Do You hold to ANY errors in the Bible?
Any to be found in its historical info, spiritual info etc?
Please work on your spelling and grammar. It only takes a few extra seconds to fix. I'm very bad at spelling, but I try. It makes it easier to read and understand what you are saying.
You: Do you thing[sic] ANY errors in the Bible?
Correct: Do you think there are ANY errors in the Bible?
1. The only "errors" are scribal and translational errors.
2. The original autographs had no errors.
I corrected it!
Basic problem fat fingers small smart phone keys!
Any historical facts that differ in the Bible from history, or any theological facts/doctrines that you would hold to be wrong!
Anything that you would see clashing with either history/modern science?
Which would make the reporting of history or science wrong. Not scripture
Don't even we baptists though differ on just HOW we define terms like Inerrancy/infallibilty of the Bible though?
I understand that. What's annoying is that it likes to correct things that are not mistakes, but ignore actual mistakes.
I believe the difference in definition stems between theological conservatives and theological liberals.
I believe it depends on the translation and the verse in question. For example, in 1Sam. 6:19 there is a vast difference in the number mentioned.
Conservative tend to see it as being "fully" while liberals as being "partially/limited"?
My mind goes quickly to the gospel accounts with this issue. I see conservatives (like myself) use exegetical gymnastics to deny an apparent discrepancy. I find these apparent discrepancies easier to solve through the study of the Jesus tradition and ipsissima vox (used in a broader sense than just Jesus' sayings). The gospel accounts were not chronologically ordered historical renderings. That was not the historical practice of ANEers then.

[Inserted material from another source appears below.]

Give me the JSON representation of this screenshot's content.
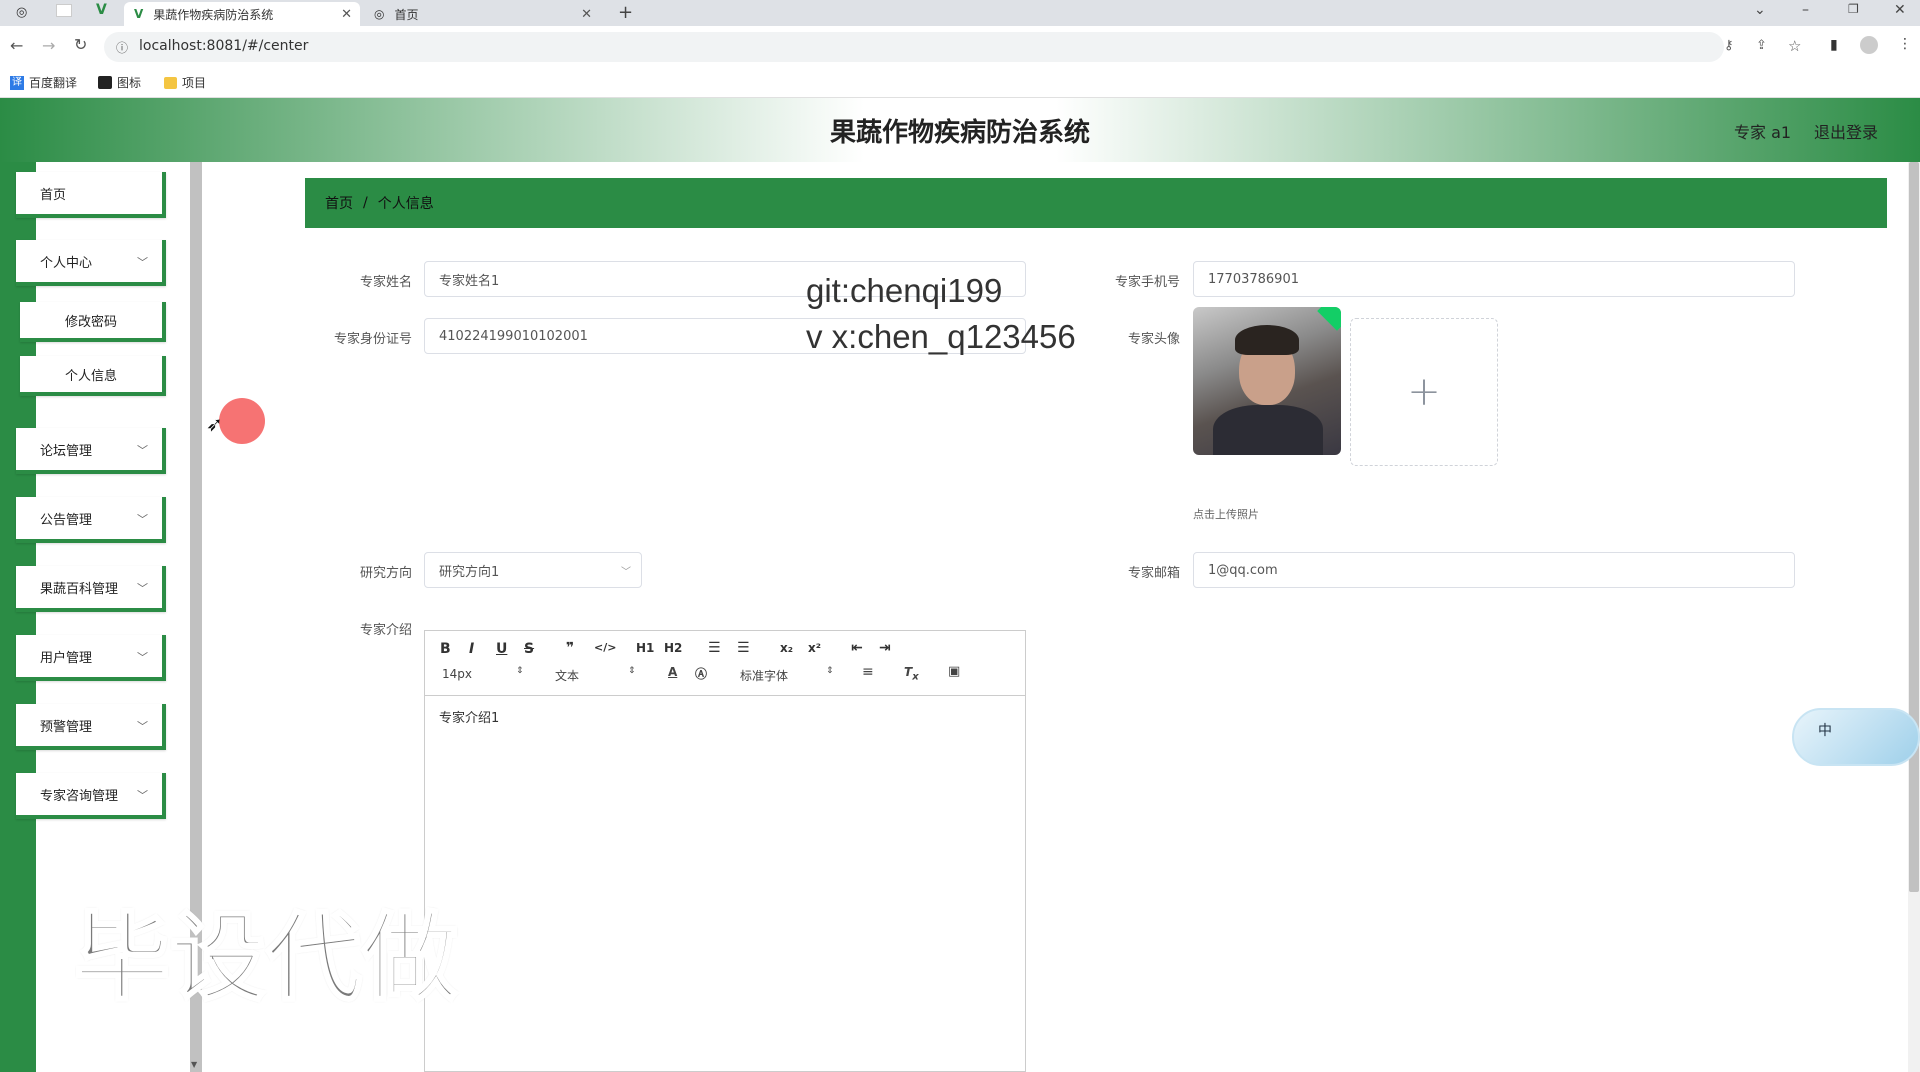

Another issue I have with the concept of inerrancy as it relates to doctrine is that we are so western oriented (pun?) that we have to solve and systematize all paradoxes in the Bible. We come up with huge terms and highly philosophical concepts to explain things that were in the eyes of the original writers not that big of a deal. I just wish we would approach the text for what it is (premodern ANE literature) rather than what we need to make it as post-enlightened modernists. Logic has its place, but not at the expense of understanding the text in the mindset of the original audience.
Conclusion: no, the Bible has no theological errors. The writers and redactors made the theological point that they intended. How much they tell us, don't tell us, and perhaps even change (intentionally or unintentionally) is really up to them being led by the Spirit. Historical errors? Depends on what the criteria is for determining historical errors. A 21st century scientific method western post-enlightenment kind? Or the recording of history by the ancients in the ANE (and even ancient Europa)?
Really? kind of petty isn't it?